- _Exercise prompt_: Would you please restate the data exactly as it stands, apart from the pictures?

- _Given information_:
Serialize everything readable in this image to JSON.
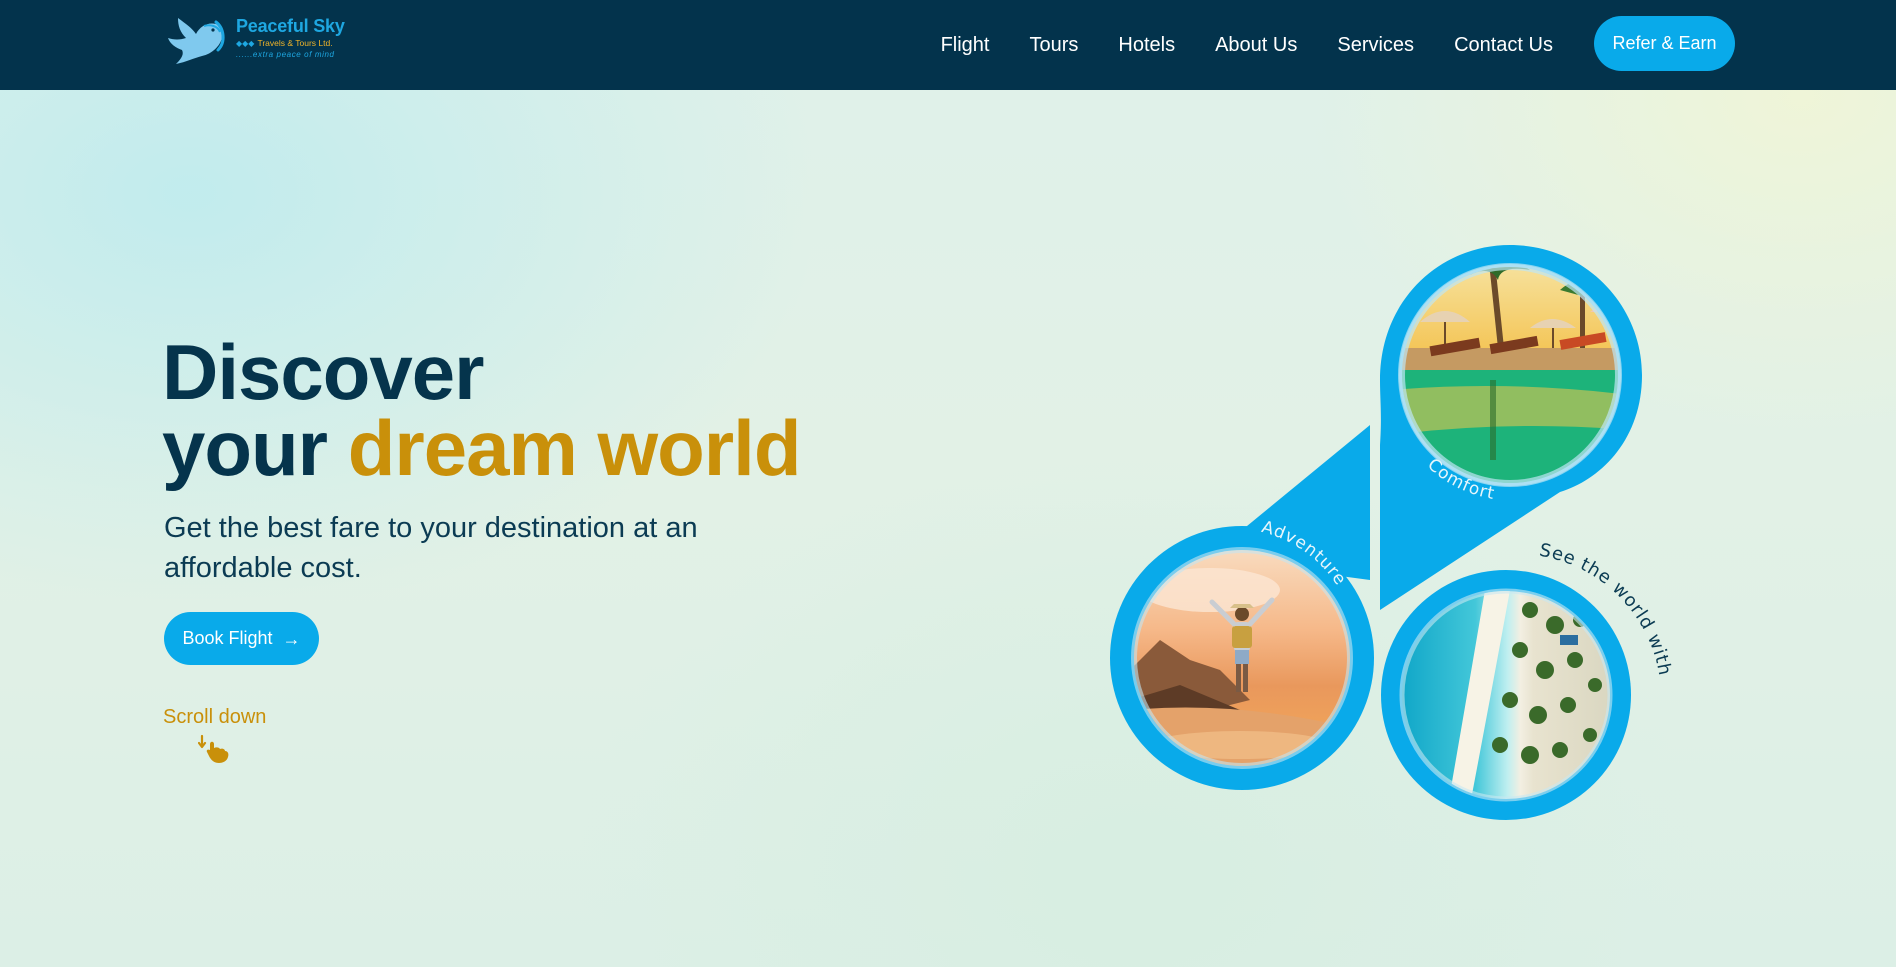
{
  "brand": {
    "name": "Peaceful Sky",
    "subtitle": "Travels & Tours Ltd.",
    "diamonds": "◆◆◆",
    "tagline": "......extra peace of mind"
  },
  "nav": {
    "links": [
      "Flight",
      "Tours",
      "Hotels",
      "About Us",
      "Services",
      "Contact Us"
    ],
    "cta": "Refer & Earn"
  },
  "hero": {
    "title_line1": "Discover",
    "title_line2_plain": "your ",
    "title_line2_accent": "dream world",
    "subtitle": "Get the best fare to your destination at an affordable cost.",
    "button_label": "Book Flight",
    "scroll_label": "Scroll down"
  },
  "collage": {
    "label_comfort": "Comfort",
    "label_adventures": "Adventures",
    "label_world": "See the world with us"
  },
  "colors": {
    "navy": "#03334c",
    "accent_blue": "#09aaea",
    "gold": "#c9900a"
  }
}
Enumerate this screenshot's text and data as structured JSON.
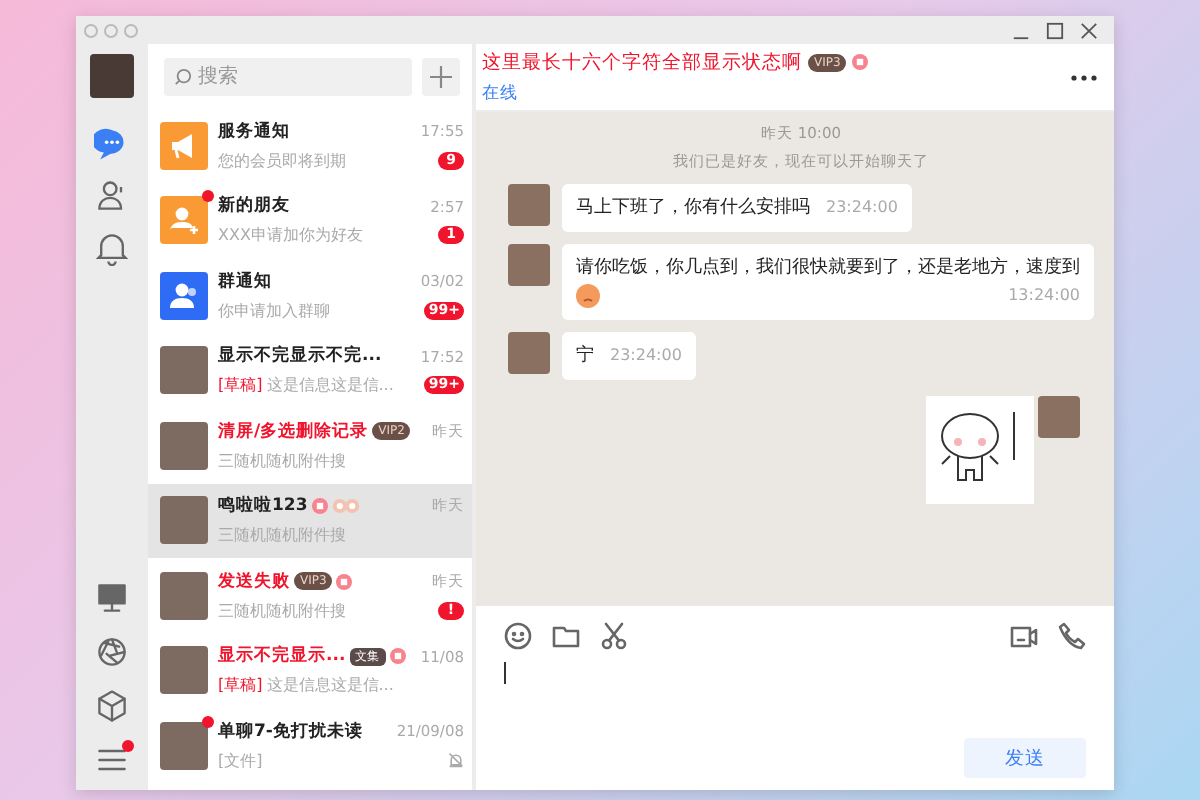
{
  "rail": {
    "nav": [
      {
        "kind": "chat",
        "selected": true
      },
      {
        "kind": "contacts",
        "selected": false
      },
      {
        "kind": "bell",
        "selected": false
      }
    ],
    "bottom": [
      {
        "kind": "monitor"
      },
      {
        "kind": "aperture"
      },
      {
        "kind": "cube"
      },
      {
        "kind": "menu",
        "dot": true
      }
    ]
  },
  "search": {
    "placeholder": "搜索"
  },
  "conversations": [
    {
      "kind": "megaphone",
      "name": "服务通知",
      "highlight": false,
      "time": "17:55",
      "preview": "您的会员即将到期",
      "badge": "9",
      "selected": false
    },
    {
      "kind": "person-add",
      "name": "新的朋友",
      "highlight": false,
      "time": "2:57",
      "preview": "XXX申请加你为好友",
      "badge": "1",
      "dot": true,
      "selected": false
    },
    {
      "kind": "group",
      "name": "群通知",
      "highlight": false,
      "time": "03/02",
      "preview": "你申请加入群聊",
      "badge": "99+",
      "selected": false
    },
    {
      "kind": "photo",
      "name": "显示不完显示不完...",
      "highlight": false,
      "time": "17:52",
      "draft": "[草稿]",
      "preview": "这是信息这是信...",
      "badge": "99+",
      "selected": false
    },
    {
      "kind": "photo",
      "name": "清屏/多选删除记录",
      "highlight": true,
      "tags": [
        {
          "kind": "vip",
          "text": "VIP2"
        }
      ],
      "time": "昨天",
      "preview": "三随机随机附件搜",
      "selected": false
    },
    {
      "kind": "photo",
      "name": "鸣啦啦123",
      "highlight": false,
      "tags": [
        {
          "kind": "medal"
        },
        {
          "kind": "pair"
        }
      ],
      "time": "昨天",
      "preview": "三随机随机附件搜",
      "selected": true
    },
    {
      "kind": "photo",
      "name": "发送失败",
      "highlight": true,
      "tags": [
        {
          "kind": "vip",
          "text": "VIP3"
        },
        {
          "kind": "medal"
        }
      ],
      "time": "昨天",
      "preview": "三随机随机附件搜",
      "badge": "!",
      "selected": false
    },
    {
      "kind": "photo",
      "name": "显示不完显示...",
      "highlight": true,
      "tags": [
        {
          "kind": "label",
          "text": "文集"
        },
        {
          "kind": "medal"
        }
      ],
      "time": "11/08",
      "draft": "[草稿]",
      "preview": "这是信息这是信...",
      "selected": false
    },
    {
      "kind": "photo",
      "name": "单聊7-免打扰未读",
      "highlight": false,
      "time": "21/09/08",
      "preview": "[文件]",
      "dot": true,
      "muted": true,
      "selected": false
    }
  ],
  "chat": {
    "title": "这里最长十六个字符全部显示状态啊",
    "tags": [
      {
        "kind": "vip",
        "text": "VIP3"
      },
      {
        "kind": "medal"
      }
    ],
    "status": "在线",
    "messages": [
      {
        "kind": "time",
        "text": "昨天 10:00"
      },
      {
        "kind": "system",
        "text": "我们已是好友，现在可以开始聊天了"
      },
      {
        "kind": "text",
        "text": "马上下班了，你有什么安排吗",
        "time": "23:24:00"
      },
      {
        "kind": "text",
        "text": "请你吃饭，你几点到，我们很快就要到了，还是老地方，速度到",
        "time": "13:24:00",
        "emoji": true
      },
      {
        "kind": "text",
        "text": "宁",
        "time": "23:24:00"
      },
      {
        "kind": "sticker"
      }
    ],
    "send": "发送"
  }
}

- _Answer to this task_:
Serialize everything readable in this image to JSON.
{
  "brand": {
    "name": "Peaceful Sky",
    "subtitle": "Travels & Tours Ltd.",
    "diamonds": "◆◆◆",
    "tagline": "......extra peace of mind"
  },
  "nav": {
    "links": [
      "Flight",
      "Tours",
      "Hotels",
      "About Us",
      "Services",
      "Contact Us"
    ],
    "cta": "Refer & Earn"
  },
  "hero": {
    "title_line1": "Discover",
    "title_line2_plain": "your ",
    "title_line2_accent": "dream world",
    "subtitle": "Get the best fare to your destination at an affordable cost.",
    "button_label": "Book Flight",
    "scroll_label": "Scroll down"
  },
  "collage": {
    "label_comfort": "Comfort",
    "label_adventures": "Adventures",
    "label_world": "See the world with us"
  },
  "colors": {
    "navy": "#03334c",
    "accent_blue": "#09aaea",
    "gold": "#c9900a"
  }
}
Enumerate this screenshot's text and data as structured JSON.
{
  "rail": {
    "nav": [
      {
        "kind": "chat",
        "selected": true
      },
      {
        "kind": "contacts",
        "selected": false
      },
      {
        "kind": "bell",
        "selected": false
      }
    ],
    "bottom": [
      {
        "kind": "monitor"
      },
      {
        "kind": "aperture"
      },
      {
        "kind": "cube"
      },
      {
        "kind": "menu",
        "dot": true
      }
    ]
  },
  "search": {
    "placeholder": "搜索"
  },
  "conversations": [
    {
      "kind": "megaphone",
      "name": "服务通知",
      "highlight": false,
      "time": "17:55",
      "preview": "您的会员即将到期",
      "badge": "9",
      "selected": false
    },
    {
      "kind": "person-add",
      "name": "新的朋友",
      "highlight": false,
      "time": "2:57",
      "preview": "XXX申请加你为好友",
      "badge": "1",
      "dot": true,
      "selected": false
    },
    {
      "kind": "group",
      "name": "群通知",
      "highlight": false,
      "time": "03/02",
      "preview": "你申请加入群聊",
      "badge": "99+",
      "selected": false
    },
    {
      "kind": "photo",
      "name": "显示不完显示不完...",
      "highlight": false,
      "time": "17:52",
      "draft": "[草稿]",
      "preview": "这是信息这是信...",
      "badge": "99+",
      "selected": false
    },
    {
      "kind": "photo",
      "name": "清屏/多选删除记录",
      "highlight": true,
      "tags": [
        {
          "kind": "vip",
          "text": "VIP2"
        }
      ],
      "time": "昨天",
      "preview": "三随机随机附件搜",
      "selected": false
    },
    {
      "kind": "photo",
      "name": "鸣啦啦123",
      "highlight": false,
      "tags": [
        {
          "kind": "medal"
        },
        {
          "kind": "pair"
        }
      ],
      "time": "昨天",
      "preview": "三随机随机附件搜",
      "selected": true
    },
    {
      "kind": "photo",
      "name": "发送失败",
      "highlight": true,
      "tags": [
        {
          "kind": "vip",
          "text": "VIP3"
        },
        {
          "kind": "medal"
        }
      ],
      "time": "昨天",
      "preview": "三随机随机附件搜",
      "badge": "!",
      "selected": false
    },
    {
      "kind": "photo",
      "name": "显示不完显示...",
      "highlight": true,
      "tags": [
        {
          "kind": "label",
          "text": "文集"
        },
        {
          "kind": "medal"
        }
      ],
      "time": "11/08",
      "draft": "[草稿]",
      "preview": "这是信息这是信...",
      "selected": false
    },
    {
      "kind": "photo",
      "name": "单聊7-免打扰未读",
      "highlight": false,
      "time": "21/09/08",
      "preview": "[文件]",
      "dot": true,
      "muted": true,
      "selected": false
    }
  ],
  "chat": {
    "title": "这里最长十六个字符全部显示状态啊",
    "tags": [
      {
        "kind": "vip",
        "text": "VIP3"
      },
      {
        "kind": "medal"
      }
    ],
    "status": "在线",
    "messages": [
      {
        "kind": "time",
        "text": "昨天 10:00"
      },
      {
        "kind": "system",
        "text": "我们已是好友，现在可以开始聊天了"
      },
      {
        "kind": "text",
        "text": "马上下班了，你有什么安排吗",
        "time": "23:24:00"
      },
      {
        "kind": "text",
        "text": "请你吃饭，你几点到，我们很快就要到了，还是老地方，速度到",
        "time": "13:24:00",
        "emoji": true
      },
      {
        "kind": "text",
        "text": "宁",
        "time": "23:24:00"
      },
      {
        "kind": "sticker"
      }
    ],
    "send": "发送"
  }
}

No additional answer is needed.